- **ASSIGNED TASK**:
Copy each line below without leaving any out.

- **DATASET RECORDS**:
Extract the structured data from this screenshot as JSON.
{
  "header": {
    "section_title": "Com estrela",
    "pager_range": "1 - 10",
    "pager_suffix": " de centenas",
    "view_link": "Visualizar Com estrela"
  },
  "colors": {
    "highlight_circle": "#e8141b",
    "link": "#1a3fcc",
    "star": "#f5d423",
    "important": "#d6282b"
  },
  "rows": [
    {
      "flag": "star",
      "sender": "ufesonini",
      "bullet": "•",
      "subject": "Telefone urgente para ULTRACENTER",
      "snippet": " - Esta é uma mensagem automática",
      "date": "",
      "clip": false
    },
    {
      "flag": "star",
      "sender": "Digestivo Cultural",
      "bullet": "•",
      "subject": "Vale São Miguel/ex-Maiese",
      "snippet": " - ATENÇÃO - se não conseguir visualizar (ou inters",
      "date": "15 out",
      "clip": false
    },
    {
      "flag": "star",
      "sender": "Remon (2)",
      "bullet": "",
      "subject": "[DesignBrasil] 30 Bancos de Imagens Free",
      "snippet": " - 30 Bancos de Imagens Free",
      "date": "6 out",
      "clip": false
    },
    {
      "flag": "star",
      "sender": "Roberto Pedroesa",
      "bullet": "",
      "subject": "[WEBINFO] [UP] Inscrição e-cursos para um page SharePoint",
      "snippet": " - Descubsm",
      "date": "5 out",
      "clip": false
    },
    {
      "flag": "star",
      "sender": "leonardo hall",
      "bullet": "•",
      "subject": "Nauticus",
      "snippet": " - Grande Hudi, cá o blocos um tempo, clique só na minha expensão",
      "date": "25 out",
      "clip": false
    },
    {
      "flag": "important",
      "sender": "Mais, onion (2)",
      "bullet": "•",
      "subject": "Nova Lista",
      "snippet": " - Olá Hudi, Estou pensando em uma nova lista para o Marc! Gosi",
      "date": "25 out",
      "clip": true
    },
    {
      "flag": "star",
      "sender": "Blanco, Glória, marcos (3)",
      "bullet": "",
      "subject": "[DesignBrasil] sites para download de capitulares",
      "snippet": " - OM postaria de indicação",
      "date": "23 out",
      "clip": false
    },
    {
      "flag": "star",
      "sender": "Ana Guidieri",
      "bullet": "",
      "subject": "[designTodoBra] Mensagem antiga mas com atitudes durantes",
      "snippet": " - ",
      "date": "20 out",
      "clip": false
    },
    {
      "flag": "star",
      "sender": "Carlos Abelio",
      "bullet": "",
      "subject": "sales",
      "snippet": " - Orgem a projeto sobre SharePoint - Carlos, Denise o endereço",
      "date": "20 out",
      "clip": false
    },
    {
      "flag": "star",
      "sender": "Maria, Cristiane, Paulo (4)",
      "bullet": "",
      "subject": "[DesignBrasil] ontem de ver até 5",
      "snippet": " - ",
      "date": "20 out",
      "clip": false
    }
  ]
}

- **TASK ANSWER**:
Extract the structured data from this screenshot as JSON.
{
  "header": {
    "section_title": "Com estrela",
    "pager_range": "1 - 10",
    "pager_suffix": " de centenas",
    "view_link": "Visualizar Com estrela"
  },
  "colors": {
    "highlight_circle": "#e8141b",
    "link": "#1a3fcc",
    "star": "#f5d423",
    "important": "#d6282b"
  },
  "rows": [
    {
      "flag": "star",
      "sender": "ufesonini",
      "bullet": "•",
      "subject": "Telefone urgente para ULTRACENTER",
      "snippet": " - Esta é uma mensagem automática",
      "date": "",
      "clip": false
    },
    {
      "flag": "star",
      "sender": "Digestivo Cultural",
      "bullet": "•",
      "subject": "Vale São Miguel/ex-Maiese",
      "snippet": " - ATENÇÃO - se não conseguir visualizar (ou inters",
      "date": "15 out",
      "clip": false
    },
    {
      "flag": "star",
      "sender": "Remon (2)",
      "bullet": "",
      "subject": "[DesignBrasil] 30 Bancos de Imagens Free",
      "snippet": " - 30 Bancos de Imagens Free",
      "date": "6 out",
      "clip": false
    },
    {
      "flag": "star",
      "sender": "Roberto Pedroesa",
      "bullet": "",
      "subject": "[WEBINFO] [UP] Inscrição e-cursos para um page SharePoint",
      "snippet": " - Descubsm",
      "date": "5 out",
      "clip": false
    },
    {
      "flag": "star",
      "sender": "leonardo hall",
      "bullet": "•",
      "subject": "Nauticus",
      "snippet": " - Grande Hudi, cá o blocos um tempo, clique só na minha expensão",
      "date": "25 out",
      "clip": false
    },
    {
      "flag": "important",
      "sender": "Mais, onion (2)",
      "bullet": "•",
      "subject": "Nova Lista",
      "snippet": " - Olá Hudi, Estou pensando em uma nova lista para o Marc! Gosi",
      "date": "25 out",
      "clip": true
    },
    {
      "flag": "star",
      "sender": "Blanco, Glória, marcos (3)",
      "bullet": "",
      "subject": "[DesignBrasil] sites para download de capitulares",
      "snippet": " - OM postaria de indicação",
      "date": "23 out",
      "clip": false
    },
    {
      "flag": "star",
      "sender": "Ana Guidieri",
      "bullet": "",
      "subject": "[designTodoBra] Mensagem antiga mas com atitudes durantes",
      "snippet": " - ",
      "date": "20 out",
      "clip": false
    },
    {
      "flag": "star",
      "sender": "Carlos Abelio",
      "bullet": "",
      "subject": "sales",
      "snippet": " - Orgem a projeto sobre SharePoint - Carlos, Denise o endereço",
      "date": "20 out",
      "clip": false
    },
    {
      "flag": "star",
      "sender": "Maria, Cristiane, Paulo (4)",
      "bullet": "",
      "subject": "[DesignBrasil] ontem de ver até 5",
      "snippet": " - ",
      "date": "20 out",
      "clip": false
    }
  ]
}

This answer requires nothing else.